As I referred to in “Dreaming of Kevin J. Anderson,” I’ve often sympathized with Freddy Mercury’s lyrics in the Queen song, “I Want It All.” The fact is, no one can have everything they desire. Success demands compromise. As with the Biblical parable of the Pearl of Great Price, the trick is to want something bad enough that you’re willing to sacrifice everything else to get it.
When my wife and I dedicated ourselves to losing weight, it was a month before we left on vacation. The entire time I was in Hawaii, I wanted to eat at the old level. I grew angry, resenting that I had to cut back. Yet I managed to channel that anger against my former lack of restraint. A friend told me later that I was foolish to have cut back when I was on vacation. When I had the opportunity to indulge on all the good food available locally, I should have grabbed it, and resumed my diet when I returned home. Yet, while I was in Hawaii, I knew that if I did so, it would be just like all the other times I had postponed a new diet. To be effective, my diet had to remain in place, not just during my vacation, but for every day of the rest of my life.
In “My Portable Desks,” I spoke of how the various circumstances life had thrown at me in recent years had resulted in an office that I could barely squeeze into, and impossible to work in. Well, this weekend my wife and I spent Friday and Saturday trying to take back the office. I don’t think I’ve felt this exhausted since we spent a weekend installing our microwave (or before that, when I did the "Prince Albert’s Message" series in May). As if this wasn’t enough, I also tried to assemble a plastic model kit Friday evening. I guess I’ve missed working with my hands lately. Unfortunately, my garage is in much the shape that my office is at the moment, so even if I could find the time, woodworking is impossible right now. In any case, after doing the series last year on the Star Trek episode “The Cage,” I bought a model of the Starship Enterprise. So instead of watching a movie and going to bed at a decent time, I dug it out of the closet. The next thing I knew, it was nearly midnight. This meant I was dragging on Saturday, and more like a zombie on Sunday.
Monday, thought seemed elusive, and writing impossible. But, since I started my blog early last year, I’ve started a new writing regime, one I’ve (for the most part) stuck with. I’m proud to declare that even though it took much longer than usual, and even though the scenes I wanted to write were difficult, I finished them. Just as important for my future, I can look into the office with hope. I can envision getting back in there eventually, and as a result, being more productive. I’ve got some old manuscripts that need a thorough going-over, after which I could probably start submitting them again. By the time I finish this particular draft, hopefully the office will be useable, and I can do just that. I don’t know what I’ll have to sacrifice in order to keep it that way, but if it’s important enough, I’ll figure out a new system that works for me.

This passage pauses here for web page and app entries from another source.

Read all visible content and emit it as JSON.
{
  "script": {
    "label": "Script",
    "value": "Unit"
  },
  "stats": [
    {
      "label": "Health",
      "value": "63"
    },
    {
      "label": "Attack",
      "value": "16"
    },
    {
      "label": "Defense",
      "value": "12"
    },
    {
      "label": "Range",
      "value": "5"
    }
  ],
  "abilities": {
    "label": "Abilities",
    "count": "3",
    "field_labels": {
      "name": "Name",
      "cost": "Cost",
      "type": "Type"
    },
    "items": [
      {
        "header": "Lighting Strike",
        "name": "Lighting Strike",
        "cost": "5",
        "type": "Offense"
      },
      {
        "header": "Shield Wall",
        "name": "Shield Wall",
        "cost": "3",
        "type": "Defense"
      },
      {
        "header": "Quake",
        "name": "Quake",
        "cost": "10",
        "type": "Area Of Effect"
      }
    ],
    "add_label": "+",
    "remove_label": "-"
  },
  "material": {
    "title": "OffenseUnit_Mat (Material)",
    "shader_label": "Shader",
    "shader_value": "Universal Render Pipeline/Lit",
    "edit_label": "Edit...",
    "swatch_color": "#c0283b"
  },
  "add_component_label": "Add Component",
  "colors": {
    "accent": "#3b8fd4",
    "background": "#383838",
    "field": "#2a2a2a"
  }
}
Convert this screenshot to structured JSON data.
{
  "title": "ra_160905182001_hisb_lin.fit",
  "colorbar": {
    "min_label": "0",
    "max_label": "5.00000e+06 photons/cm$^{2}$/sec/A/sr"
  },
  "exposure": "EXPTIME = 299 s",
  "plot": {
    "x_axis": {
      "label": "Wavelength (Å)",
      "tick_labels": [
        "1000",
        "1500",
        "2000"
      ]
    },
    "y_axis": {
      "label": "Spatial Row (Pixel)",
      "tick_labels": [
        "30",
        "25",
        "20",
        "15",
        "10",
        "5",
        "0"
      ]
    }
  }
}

In regards to the title, I’ve realized two things. Number One: I cannot stay up late any more without ending up with a dull mind and a weak body. Even if I sleep late the next day, I’m still exhausted! I don’t know why this should be, but that seems to be the case. And Number Two: I never had x-ray vision, but I used to have better close-up vision. Now, even with reading glasses, I had to squint to read the numbers on the plastic parts, as well as when I was trying to assemble them. So maybe I’ll have to leave the modeling to a younger crowd, and plow my mental focus into developing my new efficiency regime. I'm no longer in my twenties, so I know I'm not Superman, but why must a little less sleep, and a little extra work, drag me down like chains forged from Kryptonite? After all, Kevin J. Anderson is older than me, and he climbs mountains while he writes. Shouldn't I be a little more resilient than this?
No longer changing my clothes in a phone booth,